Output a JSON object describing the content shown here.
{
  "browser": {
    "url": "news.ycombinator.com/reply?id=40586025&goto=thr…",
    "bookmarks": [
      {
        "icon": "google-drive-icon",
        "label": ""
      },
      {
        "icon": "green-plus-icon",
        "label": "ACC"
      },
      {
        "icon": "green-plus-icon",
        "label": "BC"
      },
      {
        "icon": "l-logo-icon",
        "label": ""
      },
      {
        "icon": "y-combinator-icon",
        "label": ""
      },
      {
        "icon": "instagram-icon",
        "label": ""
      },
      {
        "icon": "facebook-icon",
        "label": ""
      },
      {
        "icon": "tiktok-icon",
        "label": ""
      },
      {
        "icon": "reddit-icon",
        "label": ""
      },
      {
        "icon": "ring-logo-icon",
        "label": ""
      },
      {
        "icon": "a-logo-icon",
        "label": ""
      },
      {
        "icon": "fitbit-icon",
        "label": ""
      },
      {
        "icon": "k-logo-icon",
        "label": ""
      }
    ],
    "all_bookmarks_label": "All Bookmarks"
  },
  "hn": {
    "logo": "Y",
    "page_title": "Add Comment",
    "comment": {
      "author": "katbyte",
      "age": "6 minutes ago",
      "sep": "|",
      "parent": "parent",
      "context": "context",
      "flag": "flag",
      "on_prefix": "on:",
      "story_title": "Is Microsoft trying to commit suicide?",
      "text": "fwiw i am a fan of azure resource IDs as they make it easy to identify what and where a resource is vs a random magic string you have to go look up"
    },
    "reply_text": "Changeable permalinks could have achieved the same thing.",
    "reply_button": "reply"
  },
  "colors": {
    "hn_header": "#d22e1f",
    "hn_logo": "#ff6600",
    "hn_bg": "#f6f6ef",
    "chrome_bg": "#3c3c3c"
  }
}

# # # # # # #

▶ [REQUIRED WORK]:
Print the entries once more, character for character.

▶ [TASK ANSWER]:
Output a JSON object describing the content shown here.
{
  "browser": {
    "url": "news.ycombinator.com/reply?id=40586025&goto=thr…",
    "bookmarks": [
      {
        "icon": "google-drive-icon",
        "label": ""
      },
      {
        "icon": "green-plus-icon",
        "label": "ACC"
      },
      {
        "icon": "green-plus-icon",
        "label": "BC"
      },
      {
        "icon": "l-logo-icon",
        "label": ""
      },
      {
        "icon": "y-combinator-icon",
        "label": ""
      },
      {
        "icon": "instagram-icon",
        "label": ""
      },
      {
        "icon": "facebook-icon",
        "label": ""
      },
      {
        "icon": "tiktok-icon",
        "label": ""
      },
      {
        "icon": "reddit-icon",
        "label": ""
      },
      {
        "icon": "ring-logo-icon",
        "label": ""
      },
      {
        "icon": "a-logo-icon",
        "label": ""
      },
      {
        "icon": "fitbit-icon",
        "label": ""
      },
      {
        "icon": "k-logo-icon",
        "label": ""
      }
    ],
    "all_bookmarks_label": "All Bookmarks"
  },
  "hn": {
    "logo": "Y",
    "page_title": "Add Comment",
    "comment": {
      "author": "katbyte",
      "age": "6 minutes ago",
      "sep": "|",
      "parent": "parent",
      "context": "context",
      "flag": "flag",
      "on_prefix": "on:",
      "story_title": "Is Microsoft trying to commit suicide?",
      "text": "fwiw i am a fan of azure resource IDs as they make it easy to identify what and where a resource is vs a random magic string you have to go look up"
    },
    "reply_text": "Changeable permalinks could have achieved the same thing.",
    "reply_button": "reply"
  },
  "colors": {
    "hn_header": "#d22e1f",
    "hn_logo": "#ff6600",
    "hn_bg": "#f6f6ef",
    "chrome_bg": "#3c3c3c"
  }
}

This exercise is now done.